Novel Corona Virus Progression, Some Observations
We started to track the Novel Corona Virus (nCOV2019) back in mid-January and based on the reported statistics developed a model for disease transmission and mortality. The training period for the model is shown in blue below and the underlying parameters have not been changed. Assumptions included a reduction in transmission rates as a consequence of public health measures in the near term plus a reduction in mortality rates as treatment methodologies improved and ultimately the recognition that some of the more exotic anti-virals had some impact. At the time we considered the model to be optimistic.
The disease progression for the reported data for all the Chinese provinces is shown in the graphic above. What is obvious is the similar slope to all the case trends (at the same axis scale, Hubei has the same slope as other province). The straight line trends on the log scale simply reflects the logarithmic nature of disease progression for a disease with Ro>1. The chaotic trends at the beginning of the record likely reflects delayed reporting. While there has been some comment that epidemiological models predict, based on an Ro of 2.2, 10 times the number of cases, the Chinese reported data would appear to be internally consistent and we are inclined to believe the data, until proven otherwise.
Comparison of the reported cases and deaths to the model is revealing. While the mortality rate shows very modest decline the rate of transmission appears to be declining significantly likely in response to the remarkable Chinese public health measures. Progression of the disease in countries outside of China is as would be anticipated. It is surprising that there are no reported cases in Africa. Considering the state of African medical services if nCOV2019 were to become established, the impacts on the continent could be more significant than in China and elsewhere in terms of totals cases and mortality.
The nCOV2019 outbreak is far from over but there are some positive developments in China as is evident in the data. We should not underestimate, that while the disease likely originated from the consumption of bats, the Chinese public and medical profession have behaved heroically.

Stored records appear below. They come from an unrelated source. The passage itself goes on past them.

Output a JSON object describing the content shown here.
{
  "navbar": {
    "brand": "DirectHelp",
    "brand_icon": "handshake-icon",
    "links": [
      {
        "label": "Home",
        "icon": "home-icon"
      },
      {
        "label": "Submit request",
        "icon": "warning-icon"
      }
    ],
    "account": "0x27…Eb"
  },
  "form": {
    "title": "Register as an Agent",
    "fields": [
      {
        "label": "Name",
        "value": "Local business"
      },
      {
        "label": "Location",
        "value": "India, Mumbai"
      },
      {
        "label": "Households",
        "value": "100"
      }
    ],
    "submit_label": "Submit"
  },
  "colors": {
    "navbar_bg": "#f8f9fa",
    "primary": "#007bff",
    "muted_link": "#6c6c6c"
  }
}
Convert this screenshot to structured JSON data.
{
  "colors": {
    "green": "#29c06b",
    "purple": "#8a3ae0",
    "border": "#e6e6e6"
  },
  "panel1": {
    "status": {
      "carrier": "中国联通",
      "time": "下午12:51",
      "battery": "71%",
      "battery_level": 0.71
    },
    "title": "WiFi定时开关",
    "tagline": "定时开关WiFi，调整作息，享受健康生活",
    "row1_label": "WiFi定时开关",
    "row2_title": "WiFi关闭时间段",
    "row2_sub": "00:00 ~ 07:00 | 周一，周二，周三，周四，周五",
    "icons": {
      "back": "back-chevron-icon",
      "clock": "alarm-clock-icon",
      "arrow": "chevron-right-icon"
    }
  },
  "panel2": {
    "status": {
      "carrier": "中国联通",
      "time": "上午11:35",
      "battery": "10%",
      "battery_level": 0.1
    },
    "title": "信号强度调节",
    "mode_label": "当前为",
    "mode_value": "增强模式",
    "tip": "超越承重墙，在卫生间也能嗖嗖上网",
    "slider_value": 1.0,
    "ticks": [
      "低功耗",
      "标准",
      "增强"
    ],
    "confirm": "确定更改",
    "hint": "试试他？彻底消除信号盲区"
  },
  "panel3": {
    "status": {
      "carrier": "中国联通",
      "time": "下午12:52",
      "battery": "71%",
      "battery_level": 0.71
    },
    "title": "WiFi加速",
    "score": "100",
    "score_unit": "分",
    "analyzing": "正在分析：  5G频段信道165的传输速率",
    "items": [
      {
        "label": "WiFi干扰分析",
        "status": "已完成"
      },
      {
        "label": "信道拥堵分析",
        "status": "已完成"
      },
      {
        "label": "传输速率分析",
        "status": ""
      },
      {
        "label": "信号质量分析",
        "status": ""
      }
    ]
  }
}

China will now likely reflect on its public health investment and importantly on the interaction between the public and wild animals. The risk of new novel viruses will not be reduced until the consumption of exotic animals, particulalry wild mammals, is better controlled.